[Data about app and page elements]
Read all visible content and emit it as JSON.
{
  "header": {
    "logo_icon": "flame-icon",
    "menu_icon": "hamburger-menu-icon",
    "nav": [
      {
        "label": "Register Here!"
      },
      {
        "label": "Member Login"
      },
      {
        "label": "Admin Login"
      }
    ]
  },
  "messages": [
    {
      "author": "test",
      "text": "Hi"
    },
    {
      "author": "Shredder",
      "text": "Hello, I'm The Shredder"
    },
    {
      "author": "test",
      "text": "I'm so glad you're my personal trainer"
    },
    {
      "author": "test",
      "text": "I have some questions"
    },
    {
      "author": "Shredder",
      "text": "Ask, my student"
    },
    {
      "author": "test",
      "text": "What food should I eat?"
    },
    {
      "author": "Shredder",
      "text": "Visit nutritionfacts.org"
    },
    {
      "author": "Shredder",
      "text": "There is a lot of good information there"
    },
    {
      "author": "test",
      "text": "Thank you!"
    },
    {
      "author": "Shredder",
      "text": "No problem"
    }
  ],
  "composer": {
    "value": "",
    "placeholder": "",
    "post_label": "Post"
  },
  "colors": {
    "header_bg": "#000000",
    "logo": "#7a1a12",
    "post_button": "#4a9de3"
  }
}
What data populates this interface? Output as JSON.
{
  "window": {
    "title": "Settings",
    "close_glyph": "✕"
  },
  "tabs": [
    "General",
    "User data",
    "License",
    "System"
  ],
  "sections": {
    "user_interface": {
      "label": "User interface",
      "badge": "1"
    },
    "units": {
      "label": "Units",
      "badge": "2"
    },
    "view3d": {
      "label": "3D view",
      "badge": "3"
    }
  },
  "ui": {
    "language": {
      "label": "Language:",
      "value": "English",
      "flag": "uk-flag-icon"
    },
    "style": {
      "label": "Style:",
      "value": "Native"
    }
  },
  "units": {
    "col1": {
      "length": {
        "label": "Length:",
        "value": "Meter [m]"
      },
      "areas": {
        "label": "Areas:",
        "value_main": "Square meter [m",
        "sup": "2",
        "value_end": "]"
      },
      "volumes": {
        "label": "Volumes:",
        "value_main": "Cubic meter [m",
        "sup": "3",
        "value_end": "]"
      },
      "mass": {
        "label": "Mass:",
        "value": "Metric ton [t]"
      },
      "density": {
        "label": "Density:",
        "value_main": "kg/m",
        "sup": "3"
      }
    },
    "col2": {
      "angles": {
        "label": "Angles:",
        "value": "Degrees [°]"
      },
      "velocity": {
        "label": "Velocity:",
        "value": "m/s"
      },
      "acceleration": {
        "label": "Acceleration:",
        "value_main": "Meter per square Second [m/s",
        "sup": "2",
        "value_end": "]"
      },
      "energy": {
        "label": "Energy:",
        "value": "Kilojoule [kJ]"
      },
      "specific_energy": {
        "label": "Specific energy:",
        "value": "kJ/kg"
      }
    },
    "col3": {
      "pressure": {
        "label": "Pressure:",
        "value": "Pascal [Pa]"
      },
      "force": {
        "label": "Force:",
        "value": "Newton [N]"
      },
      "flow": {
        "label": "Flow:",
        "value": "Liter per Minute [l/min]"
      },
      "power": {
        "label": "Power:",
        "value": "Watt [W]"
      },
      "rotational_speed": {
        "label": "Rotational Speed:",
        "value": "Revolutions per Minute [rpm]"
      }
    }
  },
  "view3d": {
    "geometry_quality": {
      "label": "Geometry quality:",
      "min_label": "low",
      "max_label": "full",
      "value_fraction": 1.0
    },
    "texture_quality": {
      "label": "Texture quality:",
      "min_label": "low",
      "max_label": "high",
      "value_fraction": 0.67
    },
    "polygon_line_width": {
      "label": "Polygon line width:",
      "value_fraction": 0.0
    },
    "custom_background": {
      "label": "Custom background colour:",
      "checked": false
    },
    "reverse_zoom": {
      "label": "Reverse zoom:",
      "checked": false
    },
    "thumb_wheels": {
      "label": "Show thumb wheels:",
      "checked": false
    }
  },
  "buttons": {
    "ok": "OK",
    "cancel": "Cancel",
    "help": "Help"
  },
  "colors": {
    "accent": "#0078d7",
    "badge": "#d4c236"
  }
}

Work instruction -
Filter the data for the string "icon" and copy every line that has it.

Solution for this task -
    "logo_icon": "flame-icon",
    "menu_icon": "hamburger-menu-icon",
      "flag": "uk-flag-icon"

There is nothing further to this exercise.